Some moments fly by where you feel like you're watching a real sport: An arm muscle extends, a hand tenses, toes stand firm in the sand, and ankles bend. A body dives parallel to the sand, long fingers manage to block the ball's path. The ball yaws heavenward. The other player eats sand in a low sprint, bends on one knee, crosses hands, and sends the descending ball back up. The teammate rises quickly, hops and forcefully sends the ball into an open corner. It's minimal movement, maximum result. A mouth opens wide in a roar of euphoria, but a little sweat drips from the forehead.

You expect these moments from a serious team like the Israeli national squad.
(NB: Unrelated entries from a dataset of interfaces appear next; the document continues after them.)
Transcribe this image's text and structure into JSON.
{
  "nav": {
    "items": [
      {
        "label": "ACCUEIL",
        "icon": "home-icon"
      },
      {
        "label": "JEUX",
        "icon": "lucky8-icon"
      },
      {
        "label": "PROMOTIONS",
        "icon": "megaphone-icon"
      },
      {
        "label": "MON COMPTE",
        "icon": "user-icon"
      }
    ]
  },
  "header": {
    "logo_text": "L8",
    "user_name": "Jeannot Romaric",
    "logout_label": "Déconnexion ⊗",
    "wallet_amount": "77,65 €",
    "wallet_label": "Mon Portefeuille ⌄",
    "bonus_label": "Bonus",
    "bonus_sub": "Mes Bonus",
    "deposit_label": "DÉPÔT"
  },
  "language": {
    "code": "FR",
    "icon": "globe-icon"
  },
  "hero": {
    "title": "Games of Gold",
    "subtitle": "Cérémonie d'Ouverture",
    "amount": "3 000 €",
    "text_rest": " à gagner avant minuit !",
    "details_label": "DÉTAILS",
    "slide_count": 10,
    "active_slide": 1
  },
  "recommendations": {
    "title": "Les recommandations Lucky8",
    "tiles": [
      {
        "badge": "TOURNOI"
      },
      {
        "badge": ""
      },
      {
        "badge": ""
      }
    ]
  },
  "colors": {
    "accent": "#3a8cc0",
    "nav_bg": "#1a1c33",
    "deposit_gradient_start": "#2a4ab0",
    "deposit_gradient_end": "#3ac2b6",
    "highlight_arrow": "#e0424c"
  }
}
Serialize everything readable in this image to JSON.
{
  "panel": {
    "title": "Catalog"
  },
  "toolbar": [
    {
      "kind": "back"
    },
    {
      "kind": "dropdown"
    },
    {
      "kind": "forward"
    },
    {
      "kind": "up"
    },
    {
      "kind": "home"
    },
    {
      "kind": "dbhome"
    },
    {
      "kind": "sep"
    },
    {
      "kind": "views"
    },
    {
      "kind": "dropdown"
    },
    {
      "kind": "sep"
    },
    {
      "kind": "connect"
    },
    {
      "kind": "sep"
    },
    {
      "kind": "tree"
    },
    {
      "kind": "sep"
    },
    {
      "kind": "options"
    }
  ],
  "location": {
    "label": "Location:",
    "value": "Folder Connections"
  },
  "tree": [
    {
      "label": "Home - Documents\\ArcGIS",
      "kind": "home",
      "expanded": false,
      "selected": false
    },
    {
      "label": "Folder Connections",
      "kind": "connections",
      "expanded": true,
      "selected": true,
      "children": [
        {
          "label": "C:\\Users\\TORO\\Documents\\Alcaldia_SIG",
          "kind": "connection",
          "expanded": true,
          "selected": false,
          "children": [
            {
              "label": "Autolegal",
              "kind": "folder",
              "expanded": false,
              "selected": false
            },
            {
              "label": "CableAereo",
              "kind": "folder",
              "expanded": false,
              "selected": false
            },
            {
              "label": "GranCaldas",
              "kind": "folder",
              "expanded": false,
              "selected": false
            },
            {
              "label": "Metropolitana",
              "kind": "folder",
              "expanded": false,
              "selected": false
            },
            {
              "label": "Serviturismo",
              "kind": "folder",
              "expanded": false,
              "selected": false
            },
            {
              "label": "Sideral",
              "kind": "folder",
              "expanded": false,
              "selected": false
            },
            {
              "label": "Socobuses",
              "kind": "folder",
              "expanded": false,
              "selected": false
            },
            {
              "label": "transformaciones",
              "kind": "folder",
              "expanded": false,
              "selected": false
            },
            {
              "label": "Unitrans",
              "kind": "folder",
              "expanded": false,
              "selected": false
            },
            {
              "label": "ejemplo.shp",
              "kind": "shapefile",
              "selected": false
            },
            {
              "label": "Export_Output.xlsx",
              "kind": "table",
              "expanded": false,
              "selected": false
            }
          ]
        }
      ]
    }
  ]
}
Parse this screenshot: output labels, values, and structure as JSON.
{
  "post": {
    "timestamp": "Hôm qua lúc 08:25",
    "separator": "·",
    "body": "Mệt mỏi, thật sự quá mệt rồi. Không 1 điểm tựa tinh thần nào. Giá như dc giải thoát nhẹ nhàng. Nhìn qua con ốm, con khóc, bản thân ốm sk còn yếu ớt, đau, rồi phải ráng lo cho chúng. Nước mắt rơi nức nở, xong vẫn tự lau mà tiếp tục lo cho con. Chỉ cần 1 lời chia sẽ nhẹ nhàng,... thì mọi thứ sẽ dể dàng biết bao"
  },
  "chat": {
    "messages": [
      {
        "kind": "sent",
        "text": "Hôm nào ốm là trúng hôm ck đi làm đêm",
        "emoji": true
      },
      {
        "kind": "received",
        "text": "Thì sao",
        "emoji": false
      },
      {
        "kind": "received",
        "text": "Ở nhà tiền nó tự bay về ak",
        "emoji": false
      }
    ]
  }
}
They look like they're from Tel Aviv, like the national beach volleyball team should. They came in dark blue shirts declaring "TEAM ISRAEL," not the city's awful shirts. They have matching white visor hats and matching red-blue pants, both from Adidas, along with bikerider sunglasses. They sent three men's teams and two women's teams. A men's team takes on a Jerusalem team called Amateurs. The moment one sees them jump as they serve, give each other signs behind their backs, and anticipate their opponents' moves and block them, it's clear they'll tear them apart.

But even when Team Israel is playing, beach volleyball is boring. It's for the beach, in between dips in the water and Popsicle bites. So, who's the idiot who turned it into an Olympic sport? And when there's not even a sea to break the boredom but Jerusalem stone... well, I've had enough.

One more thing about Jerusalem before I go: Jerusalem, before and after this tournament, is a repressed city. It's got people in it, even prime ministers, who are convinced it is thriving, safe and unified. Seriously, I heard a speech like that recently. So to imagine a beach and to play a beach game is a relatively minor denial of this city's reality. It's not terrible. It's just a little forlorn.